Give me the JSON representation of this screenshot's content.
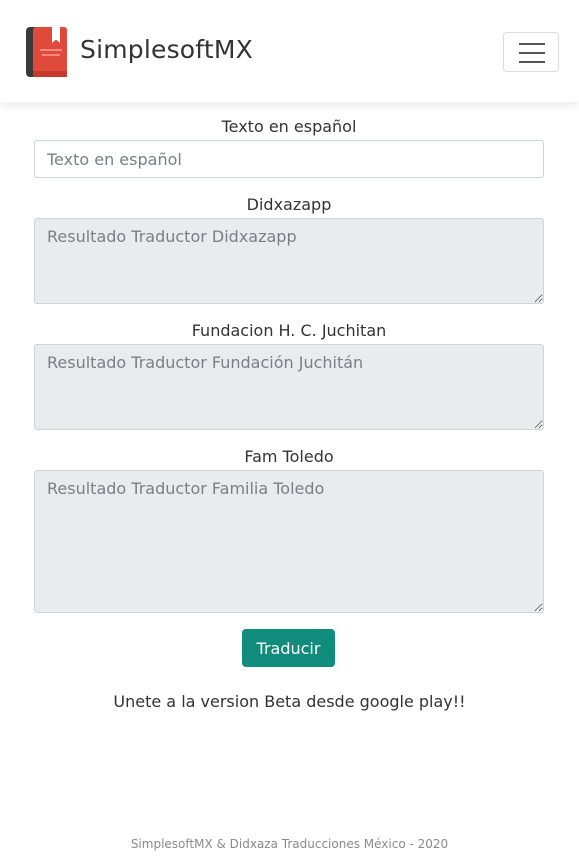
{
  "header": {
    "brand_name": "SimplesoftMX",
    "logo_icon": "red-book-icon",
    "menu_icon": "hamburger-menu-icon"
  },
  "form": {
    "spanish_label": "Texto en español",
    "spanish_placeholder": "Texto en español",
    "spanish_value": "",
    "didxazapp_label": "Didxazapp",
    "didxazapp_placeholder": "Resultado Traductor Didxazapp",
    "fundacion_label": "Fundacion H. C. Juchitan",
    "fundacion_placeholder": "Resultado Traductor Fundación Juchitán",
    "toledo_label": "Fam Toledo",
    "toledo_placeholder": "Resultado Traductor Familia Toledo",
    "translate_button": "Traducir"
  },
  "promo": {
    "beta_text": "Unete a la version Beta desde google play!!"
  },
  "footer": {
    "text": "SimplesoftMX & Didxaza Traducciones México - 2020"
  },
  "colors": {
    "accent": "#0f8c7c",
    "logo_red": "#e04a3a",
    "output_bg": "#e9ecef"
  }
}
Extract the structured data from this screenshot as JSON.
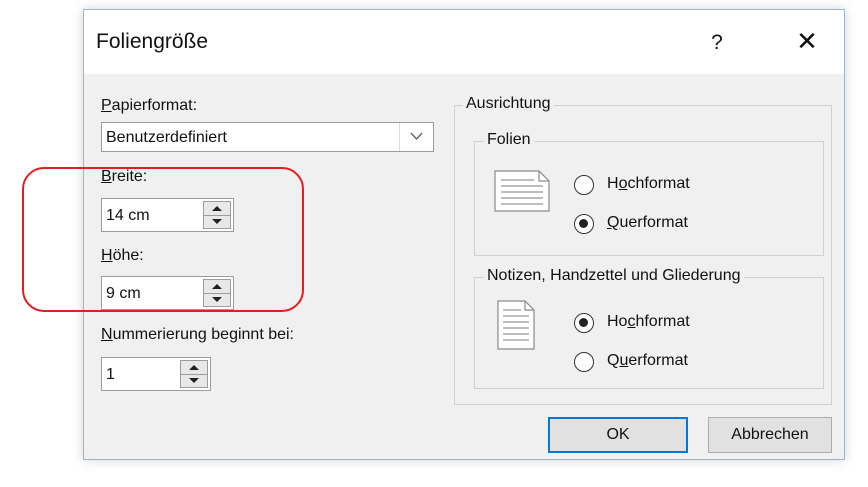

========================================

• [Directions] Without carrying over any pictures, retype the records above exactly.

• [Result of this exercise]
Give me the JSON representation of this screenshot's content.
{
  "header": {
    "brand_name": "SimplesoftMX",
    "logo_icon": "red-book-icon",
    "menu_icon": "hamburger-menu-icon"
  },
  "form": {
    "spanish_label": "Texto en español",
    "spanish_placeholder": "Texto en español",
    "spanish_value": "",
    "didxazapp_label": "Didxazapp",
    "didxazapp_placeholder": "Resultado Traductor Didxazapp",
    "fundacion_label": "Fundacion H. C. Juchitan",
    "fundacion_placeholder": "Resultado Traductor Fundación Juchitán",
    "toledo_label": "Fam Toledo",
    "toledo_placeholder": "Resultado Traductor Familia Toledo",
    "translate_button": "Traducir"
  },
  "promo": {
    "beta_text": "Unete a la version Beta desde google play!!"
  },
  "footer": {
    "text": "SimplesoftMX & Didxaza Traducciones México - 2020"
  },
  "colors": {
    "accent": "#0f8c7c",
    "logo_red": "#e04a3a",
    "output_bg": "#e9ecef"
  }
}
Extract the structured data from this screenshot as JSON.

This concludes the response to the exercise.